Trainer Tips–Dog Backpacks

18November 2014

For this month’s Trainer Tips, I would like to talk about Dog Backpacks and how they might be able to help you and your dog.


A dog backpack is pretty much what you think it would be…a backpack that is fitted for your dog.  Dog backpacks come in many different styles and brands.

In choosing a dog backpack, look for a style and color that speaks to you.  The main thing you will want to look for is to make sure that the pouches of the bag do not hang too low on the sides of the dog.  Some dog packs are not made appropriately and hang too low.  This makes it difficult for your dog to walk properly.  A dog backpack that is fitted well will not hinder your dog when walking.

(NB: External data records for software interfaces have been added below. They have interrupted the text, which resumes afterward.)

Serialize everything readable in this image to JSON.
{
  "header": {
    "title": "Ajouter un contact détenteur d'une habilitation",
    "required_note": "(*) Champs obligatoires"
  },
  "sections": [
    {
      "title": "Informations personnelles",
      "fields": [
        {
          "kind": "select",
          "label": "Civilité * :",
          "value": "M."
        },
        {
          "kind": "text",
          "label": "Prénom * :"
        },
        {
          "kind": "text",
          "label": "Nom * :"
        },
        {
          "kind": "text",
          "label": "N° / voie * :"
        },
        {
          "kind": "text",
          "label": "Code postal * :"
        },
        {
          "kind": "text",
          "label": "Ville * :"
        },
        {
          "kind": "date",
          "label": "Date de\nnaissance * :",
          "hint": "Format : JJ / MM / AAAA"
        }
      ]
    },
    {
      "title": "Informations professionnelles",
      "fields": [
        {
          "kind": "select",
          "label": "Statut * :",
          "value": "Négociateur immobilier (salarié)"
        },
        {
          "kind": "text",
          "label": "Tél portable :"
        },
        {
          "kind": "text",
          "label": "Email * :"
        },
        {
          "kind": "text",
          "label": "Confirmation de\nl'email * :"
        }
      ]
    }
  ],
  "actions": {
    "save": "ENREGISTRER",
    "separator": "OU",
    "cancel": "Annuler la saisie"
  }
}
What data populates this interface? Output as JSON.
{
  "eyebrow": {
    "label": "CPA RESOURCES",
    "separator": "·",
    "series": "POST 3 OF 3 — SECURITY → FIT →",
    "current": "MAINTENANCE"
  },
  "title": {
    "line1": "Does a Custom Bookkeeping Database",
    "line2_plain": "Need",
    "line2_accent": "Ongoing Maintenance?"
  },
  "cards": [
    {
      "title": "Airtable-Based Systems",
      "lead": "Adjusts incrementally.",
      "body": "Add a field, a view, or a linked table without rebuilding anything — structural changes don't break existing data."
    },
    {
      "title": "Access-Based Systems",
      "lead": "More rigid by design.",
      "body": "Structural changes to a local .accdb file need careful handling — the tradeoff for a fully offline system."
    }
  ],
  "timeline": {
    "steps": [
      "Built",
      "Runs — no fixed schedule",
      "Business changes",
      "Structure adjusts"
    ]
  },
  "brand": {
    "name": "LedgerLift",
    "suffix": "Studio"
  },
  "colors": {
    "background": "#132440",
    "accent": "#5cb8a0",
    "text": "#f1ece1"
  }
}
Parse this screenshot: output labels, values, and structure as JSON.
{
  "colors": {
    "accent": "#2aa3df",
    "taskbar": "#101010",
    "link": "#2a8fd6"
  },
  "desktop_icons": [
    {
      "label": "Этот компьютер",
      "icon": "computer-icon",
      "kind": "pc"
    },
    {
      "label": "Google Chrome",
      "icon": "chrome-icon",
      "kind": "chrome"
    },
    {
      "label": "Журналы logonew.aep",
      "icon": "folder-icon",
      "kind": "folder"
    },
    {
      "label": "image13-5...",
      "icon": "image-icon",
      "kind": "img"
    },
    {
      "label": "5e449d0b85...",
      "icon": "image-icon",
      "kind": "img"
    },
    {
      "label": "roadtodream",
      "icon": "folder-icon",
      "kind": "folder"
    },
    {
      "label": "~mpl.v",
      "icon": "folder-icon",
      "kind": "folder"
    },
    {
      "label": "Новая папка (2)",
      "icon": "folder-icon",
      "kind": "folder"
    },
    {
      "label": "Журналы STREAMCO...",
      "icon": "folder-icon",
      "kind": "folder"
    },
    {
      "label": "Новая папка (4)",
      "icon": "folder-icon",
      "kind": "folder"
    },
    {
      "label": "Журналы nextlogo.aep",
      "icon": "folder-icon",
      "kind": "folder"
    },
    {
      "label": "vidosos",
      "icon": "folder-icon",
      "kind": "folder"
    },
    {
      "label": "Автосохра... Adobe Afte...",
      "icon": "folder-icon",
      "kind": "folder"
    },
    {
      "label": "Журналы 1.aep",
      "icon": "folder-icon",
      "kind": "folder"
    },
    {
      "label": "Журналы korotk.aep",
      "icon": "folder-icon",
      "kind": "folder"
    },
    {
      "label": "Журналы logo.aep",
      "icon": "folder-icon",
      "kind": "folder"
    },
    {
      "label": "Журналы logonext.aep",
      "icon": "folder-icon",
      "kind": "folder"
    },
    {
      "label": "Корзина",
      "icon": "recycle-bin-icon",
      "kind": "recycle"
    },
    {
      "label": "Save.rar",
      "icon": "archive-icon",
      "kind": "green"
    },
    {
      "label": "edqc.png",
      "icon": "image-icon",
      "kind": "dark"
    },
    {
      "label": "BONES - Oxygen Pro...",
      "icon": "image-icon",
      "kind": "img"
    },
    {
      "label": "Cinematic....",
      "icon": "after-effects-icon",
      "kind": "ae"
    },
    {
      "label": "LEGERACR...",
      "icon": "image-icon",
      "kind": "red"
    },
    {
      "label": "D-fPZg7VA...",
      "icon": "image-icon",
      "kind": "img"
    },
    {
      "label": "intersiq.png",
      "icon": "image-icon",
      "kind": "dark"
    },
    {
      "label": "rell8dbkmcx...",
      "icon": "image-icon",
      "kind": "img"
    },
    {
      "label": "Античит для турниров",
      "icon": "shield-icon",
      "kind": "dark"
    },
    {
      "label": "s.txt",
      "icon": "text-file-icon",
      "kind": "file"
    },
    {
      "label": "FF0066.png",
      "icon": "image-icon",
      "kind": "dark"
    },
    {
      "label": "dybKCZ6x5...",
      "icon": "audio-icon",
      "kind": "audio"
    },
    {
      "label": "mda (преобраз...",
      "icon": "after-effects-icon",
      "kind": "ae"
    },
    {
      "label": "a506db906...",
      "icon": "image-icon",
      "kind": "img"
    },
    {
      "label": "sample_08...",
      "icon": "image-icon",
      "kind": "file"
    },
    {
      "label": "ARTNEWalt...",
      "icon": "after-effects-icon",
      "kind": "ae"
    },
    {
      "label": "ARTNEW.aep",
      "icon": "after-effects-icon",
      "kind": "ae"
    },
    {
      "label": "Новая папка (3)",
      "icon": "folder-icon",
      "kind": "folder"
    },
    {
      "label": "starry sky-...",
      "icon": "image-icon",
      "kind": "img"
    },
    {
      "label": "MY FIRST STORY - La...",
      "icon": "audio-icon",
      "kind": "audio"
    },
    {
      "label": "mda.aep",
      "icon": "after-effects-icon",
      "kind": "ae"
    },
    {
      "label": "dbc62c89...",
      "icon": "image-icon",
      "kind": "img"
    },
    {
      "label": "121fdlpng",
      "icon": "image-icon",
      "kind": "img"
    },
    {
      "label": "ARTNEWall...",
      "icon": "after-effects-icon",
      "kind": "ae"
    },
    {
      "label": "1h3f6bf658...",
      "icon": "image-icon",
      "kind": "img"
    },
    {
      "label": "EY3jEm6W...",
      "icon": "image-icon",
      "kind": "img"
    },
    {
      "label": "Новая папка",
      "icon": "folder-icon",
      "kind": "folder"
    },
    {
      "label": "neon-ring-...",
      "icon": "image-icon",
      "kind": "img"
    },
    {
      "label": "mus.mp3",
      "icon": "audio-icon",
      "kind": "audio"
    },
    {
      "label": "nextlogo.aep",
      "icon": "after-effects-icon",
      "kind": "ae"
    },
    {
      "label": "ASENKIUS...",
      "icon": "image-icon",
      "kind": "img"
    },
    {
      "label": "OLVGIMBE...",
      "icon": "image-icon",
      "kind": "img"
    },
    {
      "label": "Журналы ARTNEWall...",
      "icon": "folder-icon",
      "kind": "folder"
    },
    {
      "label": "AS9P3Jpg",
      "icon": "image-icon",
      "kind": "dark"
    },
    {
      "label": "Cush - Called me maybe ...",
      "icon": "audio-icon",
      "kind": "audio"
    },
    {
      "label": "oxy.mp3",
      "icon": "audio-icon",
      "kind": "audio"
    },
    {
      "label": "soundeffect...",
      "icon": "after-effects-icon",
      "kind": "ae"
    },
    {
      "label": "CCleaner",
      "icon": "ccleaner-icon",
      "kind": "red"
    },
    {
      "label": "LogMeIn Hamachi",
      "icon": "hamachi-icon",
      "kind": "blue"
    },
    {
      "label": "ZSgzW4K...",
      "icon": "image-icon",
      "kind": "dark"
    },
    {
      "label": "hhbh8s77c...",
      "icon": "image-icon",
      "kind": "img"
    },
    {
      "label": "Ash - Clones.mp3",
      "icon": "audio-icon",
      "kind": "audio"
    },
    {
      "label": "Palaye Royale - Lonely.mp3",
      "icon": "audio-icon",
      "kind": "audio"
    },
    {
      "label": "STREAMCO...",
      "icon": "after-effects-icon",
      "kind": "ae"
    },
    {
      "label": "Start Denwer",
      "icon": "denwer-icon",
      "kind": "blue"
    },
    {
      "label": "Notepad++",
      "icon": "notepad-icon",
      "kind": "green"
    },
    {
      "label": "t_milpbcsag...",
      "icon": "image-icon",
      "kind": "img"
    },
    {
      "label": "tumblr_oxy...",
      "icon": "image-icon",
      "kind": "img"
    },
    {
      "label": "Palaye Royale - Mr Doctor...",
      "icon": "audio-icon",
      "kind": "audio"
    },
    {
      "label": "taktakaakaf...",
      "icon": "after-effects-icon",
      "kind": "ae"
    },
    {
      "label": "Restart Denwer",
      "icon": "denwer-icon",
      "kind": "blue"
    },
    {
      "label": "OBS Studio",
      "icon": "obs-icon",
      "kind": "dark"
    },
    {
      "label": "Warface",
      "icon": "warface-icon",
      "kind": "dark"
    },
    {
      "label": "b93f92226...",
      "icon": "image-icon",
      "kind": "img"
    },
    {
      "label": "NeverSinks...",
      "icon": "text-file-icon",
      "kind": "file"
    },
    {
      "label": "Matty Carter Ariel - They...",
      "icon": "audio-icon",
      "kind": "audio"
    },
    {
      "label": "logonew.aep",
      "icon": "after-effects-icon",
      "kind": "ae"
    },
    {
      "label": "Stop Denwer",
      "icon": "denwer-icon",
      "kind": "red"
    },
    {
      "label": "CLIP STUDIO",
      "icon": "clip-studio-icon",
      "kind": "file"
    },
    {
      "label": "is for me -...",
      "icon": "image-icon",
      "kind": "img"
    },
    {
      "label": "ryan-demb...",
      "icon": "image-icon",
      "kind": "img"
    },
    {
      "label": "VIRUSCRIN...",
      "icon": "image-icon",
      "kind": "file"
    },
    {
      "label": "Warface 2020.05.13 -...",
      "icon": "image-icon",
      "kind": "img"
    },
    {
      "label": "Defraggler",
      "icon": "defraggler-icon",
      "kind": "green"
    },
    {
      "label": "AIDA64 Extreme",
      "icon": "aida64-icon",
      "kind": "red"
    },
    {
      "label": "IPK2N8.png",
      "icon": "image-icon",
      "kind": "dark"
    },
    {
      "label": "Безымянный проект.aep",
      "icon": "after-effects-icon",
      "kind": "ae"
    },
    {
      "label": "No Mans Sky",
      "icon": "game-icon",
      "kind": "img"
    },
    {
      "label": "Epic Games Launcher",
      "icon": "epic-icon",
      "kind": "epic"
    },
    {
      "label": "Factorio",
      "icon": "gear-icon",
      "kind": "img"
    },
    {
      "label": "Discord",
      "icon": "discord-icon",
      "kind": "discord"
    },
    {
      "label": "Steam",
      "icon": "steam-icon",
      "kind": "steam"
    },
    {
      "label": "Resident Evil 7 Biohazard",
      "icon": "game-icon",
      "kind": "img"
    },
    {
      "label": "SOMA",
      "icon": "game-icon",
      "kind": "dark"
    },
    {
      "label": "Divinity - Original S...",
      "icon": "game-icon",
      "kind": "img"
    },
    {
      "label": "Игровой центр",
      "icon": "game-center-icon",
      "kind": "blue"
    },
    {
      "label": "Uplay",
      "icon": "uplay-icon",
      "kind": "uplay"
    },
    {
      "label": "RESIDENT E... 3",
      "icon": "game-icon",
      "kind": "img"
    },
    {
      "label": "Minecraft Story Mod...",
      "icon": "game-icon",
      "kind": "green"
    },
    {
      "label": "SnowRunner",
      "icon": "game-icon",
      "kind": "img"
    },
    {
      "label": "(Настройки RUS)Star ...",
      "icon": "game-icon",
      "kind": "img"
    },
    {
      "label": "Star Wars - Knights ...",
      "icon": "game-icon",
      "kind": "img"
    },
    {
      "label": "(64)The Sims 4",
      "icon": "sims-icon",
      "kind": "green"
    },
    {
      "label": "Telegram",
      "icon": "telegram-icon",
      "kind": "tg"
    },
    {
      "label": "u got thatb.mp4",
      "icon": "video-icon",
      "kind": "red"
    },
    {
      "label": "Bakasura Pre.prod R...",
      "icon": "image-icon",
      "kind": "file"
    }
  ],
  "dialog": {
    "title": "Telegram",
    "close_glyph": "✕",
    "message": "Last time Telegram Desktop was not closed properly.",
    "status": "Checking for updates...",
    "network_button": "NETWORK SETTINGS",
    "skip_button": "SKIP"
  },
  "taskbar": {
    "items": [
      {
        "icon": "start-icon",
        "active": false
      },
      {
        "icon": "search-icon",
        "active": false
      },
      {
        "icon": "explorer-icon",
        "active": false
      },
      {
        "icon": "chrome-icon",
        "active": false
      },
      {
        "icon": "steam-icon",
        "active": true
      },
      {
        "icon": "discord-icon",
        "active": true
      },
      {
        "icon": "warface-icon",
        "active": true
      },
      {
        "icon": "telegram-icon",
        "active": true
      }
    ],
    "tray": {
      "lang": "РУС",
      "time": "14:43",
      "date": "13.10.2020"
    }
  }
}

My personal favorite brand of dog backpacks is Ruff Wear.  Although they no longer carry the bags we have, they products are amazing and last long.  Our dog packs are at least 6 or 7 years old and I have not had any issues with them.  They are in great condition for that many years, and we use them quite often.

Of course your local pet store will have other options as well.  It is best to try and bring your dog to the store so you are able to try on the bags to see how they fit.  You may even do this just to get a good idea of what you like, then measure your dog and order online.

Why use a backpack on my dog?

There are many reasons to add a backpack to your dog for your daily walks.  If your dog is very high energy or tends to be quite reactive to people or other dogs in public, adding a backpack can help keep your dog more calm (therefore making it easier to train your dog in these situations).  I highly recommend adding a backpack to any dog that is very high energy.  If you have a hard time wearing your dog’s energy out on a daily basis, adding a backpack on your daily walks can help expel some of that excess energy.
When adding a backpack to a dog, it helps puts their brain in a “working mode.”  This helps focus the dog on the task at hand (walking calmly while carrying the bag).  Add water bottles for weight, but be sure to keep the weight as even as possible on both sides.
Both my larger dogs have dog backpacks.  Caravaggio is a certified service dog and has accompanied me with his backpack into stores and other public places.  He carries my items in his bag and I add anything purchased to the bag for him to carry as well.  Service and therapy dogs are known to carry bags to assist their owners.  But just because your dog is not certified as a service dog, does not mean he can’t carry things for you.  We also add the backpacks to our dogs when we go on long hikes or for a long outdoor day event such as a parade or swap meet.  Going to the beach for the day?  You can have your dog carry all the things they need for the beach in their own bag! (water, leashes, bowl, poop bags, etc.)
This is Rayne, a service dog.
Her backpack is small and includes Service Dog tags,
but is still a dog backpack.  While she is wearing her bag,
she is in “working mode.”

Dog Backpack = Magic

All in all, adding a backpack to your high energy or reactive dog can work like magic to calm them down.  There is training that should accompany you adding the backpack to your dog.  As with any new items, when first putting it on your dog, it should be paired with a treat or something the dog likes so as to make it a very positive experience.  Put the bag on and tell your dog “Good!” while giving them a treat.  If they remain calm, praise and treat.  Disagree with any behavior to try and get the bag off or scratch at it.  The first time you put the bag on the dog, only leave on for a few minutes.
Once your dog seems mostly comfortable with the bag, add it before going for your regular walk.  Have the bag pre-packed with a small amount of weight to start (you can add more as your dog gets used to it).  I even throw my roll of poop bags in the backpack pouch.
REMEMBER:  While wearing the backpack your dog should be in a “working” mind set.  Therefore the dog should not be allowed to play or run wild off leash while wearing the bag.  Remove the bag and give your dog their Release Cue before allowing these activities.  While wearing the bag, the dog should be required to remain calm and in the “working mode” mind set.
This is Hazel.
She is a VERY high energy, 2-year-old Shepherd mix.
Hazel and her mom have been working with SGDs
on her dog aggression and reactiveness on the leash.
Adding a backpack has helped calm Hazel on walks…
she is becoming less and less reactive to other dogs and objects.